**TASK TO COMPLETE**
In the lines below, count those containing the word "name" and give the number alone.

━━ SUPPLIED RECORDS

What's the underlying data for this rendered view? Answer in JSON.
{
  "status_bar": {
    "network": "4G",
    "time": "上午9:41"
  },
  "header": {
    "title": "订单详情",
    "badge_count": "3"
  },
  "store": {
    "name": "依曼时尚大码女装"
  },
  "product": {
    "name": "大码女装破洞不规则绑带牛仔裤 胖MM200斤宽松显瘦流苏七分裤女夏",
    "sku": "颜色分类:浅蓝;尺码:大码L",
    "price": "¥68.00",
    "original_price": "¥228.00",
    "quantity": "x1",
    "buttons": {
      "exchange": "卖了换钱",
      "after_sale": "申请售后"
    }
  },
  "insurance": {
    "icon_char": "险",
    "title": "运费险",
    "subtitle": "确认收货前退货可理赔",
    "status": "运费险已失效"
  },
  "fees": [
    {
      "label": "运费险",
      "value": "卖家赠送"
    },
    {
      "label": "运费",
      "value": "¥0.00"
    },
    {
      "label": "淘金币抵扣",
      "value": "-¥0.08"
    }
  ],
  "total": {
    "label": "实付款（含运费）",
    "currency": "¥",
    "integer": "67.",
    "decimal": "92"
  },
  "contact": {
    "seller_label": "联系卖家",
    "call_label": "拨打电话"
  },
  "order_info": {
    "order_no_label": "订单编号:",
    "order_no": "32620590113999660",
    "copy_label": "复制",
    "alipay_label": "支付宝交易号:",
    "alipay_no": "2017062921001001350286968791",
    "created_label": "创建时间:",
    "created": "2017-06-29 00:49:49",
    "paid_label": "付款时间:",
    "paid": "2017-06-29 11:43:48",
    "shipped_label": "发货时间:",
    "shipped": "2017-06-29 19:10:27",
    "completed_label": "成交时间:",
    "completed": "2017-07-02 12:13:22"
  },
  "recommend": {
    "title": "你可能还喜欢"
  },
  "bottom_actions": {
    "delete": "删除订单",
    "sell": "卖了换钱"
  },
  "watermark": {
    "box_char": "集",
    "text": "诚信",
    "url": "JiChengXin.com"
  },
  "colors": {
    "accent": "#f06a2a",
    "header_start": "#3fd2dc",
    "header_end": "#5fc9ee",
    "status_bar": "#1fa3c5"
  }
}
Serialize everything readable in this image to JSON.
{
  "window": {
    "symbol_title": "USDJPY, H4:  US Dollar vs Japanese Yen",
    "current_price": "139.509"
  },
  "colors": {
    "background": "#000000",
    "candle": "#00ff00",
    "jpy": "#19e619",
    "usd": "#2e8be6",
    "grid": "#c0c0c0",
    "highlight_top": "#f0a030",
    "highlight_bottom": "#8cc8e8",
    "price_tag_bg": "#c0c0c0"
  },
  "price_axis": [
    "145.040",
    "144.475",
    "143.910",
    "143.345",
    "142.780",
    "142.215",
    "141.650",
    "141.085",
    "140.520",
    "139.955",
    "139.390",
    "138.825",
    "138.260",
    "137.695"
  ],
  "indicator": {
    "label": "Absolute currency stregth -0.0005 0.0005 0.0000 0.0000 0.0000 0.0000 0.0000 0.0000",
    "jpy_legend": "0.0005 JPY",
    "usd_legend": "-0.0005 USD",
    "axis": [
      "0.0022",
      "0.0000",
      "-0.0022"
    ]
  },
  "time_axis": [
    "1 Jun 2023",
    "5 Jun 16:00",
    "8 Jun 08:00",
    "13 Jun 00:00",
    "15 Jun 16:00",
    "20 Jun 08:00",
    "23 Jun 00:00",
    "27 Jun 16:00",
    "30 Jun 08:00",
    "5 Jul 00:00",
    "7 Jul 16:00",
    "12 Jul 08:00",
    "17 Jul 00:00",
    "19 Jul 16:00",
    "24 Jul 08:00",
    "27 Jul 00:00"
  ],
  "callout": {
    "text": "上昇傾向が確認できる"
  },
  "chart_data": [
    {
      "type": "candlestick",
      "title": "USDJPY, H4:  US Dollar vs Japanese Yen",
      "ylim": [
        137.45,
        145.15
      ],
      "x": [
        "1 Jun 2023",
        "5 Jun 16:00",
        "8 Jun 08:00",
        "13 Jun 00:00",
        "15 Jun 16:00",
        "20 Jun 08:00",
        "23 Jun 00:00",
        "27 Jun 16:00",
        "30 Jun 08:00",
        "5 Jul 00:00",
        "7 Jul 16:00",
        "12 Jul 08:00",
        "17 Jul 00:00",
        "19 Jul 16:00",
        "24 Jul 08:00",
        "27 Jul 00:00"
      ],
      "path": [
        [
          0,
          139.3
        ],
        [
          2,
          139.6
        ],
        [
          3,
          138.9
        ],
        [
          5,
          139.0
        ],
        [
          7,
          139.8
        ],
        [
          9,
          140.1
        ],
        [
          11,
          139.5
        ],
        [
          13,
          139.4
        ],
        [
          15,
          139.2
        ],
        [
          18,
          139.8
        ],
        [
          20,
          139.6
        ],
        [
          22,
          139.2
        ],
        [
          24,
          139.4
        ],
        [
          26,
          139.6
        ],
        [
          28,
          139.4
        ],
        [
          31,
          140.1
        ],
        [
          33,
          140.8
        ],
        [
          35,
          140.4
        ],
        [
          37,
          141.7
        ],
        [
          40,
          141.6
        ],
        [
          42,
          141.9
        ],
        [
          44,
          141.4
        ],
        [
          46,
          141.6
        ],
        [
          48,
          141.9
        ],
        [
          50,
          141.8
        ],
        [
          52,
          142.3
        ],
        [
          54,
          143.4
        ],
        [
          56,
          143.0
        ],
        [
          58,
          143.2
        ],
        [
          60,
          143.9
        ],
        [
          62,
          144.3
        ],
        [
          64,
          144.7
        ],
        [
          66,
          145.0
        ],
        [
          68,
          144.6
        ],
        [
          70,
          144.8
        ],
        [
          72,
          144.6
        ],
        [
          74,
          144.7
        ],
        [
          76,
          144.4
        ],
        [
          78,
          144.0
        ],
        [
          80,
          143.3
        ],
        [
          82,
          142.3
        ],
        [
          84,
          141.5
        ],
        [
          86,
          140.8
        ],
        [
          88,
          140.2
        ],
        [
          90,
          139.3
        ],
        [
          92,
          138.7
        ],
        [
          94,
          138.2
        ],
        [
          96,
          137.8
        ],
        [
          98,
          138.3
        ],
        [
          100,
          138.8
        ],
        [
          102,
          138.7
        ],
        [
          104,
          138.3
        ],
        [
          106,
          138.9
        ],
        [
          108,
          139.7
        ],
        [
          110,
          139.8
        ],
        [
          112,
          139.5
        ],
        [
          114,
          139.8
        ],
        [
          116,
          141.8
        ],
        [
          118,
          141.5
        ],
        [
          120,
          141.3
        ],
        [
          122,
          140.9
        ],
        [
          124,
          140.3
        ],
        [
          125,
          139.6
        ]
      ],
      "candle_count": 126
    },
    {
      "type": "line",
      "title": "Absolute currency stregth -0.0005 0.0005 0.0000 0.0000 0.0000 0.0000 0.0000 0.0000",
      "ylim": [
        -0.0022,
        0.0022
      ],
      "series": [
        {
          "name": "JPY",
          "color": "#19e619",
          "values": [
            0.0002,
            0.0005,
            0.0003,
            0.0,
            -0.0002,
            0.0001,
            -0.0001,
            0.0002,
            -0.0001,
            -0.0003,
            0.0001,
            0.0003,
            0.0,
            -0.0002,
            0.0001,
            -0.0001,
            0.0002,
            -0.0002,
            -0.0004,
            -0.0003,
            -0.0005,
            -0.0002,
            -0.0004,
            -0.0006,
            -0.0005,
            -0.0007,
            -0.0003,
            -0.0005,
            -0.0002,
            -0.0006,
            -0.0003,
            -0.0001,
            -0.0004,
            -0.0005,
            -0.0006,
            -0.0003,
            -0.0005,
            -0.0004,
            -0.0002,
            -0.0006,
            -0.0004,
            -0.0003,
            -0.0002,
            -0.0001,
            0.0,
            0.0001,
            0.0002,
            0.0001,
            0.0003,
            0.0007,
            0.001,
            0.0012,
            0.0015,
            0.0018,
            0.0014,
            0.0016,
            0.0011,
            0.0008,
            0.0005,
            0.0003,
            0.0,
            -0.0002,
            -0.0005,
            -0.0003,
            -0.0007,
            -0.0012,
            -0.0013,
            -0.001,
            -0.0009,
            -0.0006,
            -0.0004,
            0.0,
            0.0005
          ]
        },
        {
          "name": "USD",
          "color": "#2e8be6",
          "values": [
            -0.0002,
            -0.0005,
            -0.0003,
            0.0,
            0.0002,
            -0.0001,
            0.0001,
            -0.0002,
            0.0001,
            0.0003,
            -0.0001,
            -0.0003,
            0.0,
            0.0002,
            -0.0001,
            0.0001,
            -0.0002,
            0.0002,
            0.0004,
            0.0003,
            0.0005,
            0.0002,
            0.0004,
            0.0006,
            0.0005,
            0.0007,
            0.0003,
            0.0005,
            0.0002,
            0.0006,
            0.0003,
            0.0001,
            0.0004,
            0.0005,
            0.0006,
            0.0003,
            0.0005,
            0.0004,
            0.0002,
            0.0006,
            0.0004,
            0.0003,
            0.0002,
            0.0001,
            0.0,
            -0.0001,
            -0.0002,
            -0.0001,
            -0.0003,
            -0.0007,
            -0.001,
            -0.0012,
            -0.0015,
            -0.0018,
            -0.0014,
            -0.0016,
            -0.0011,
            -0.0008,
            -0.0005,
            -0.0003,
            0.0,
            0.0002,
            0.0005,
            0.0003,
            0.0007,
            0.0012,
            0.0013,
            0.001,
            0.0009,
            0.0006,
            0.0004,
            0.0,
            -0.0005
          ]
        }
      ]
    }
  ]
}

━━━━

**SOLUTION TO THIS EXERCISE**
4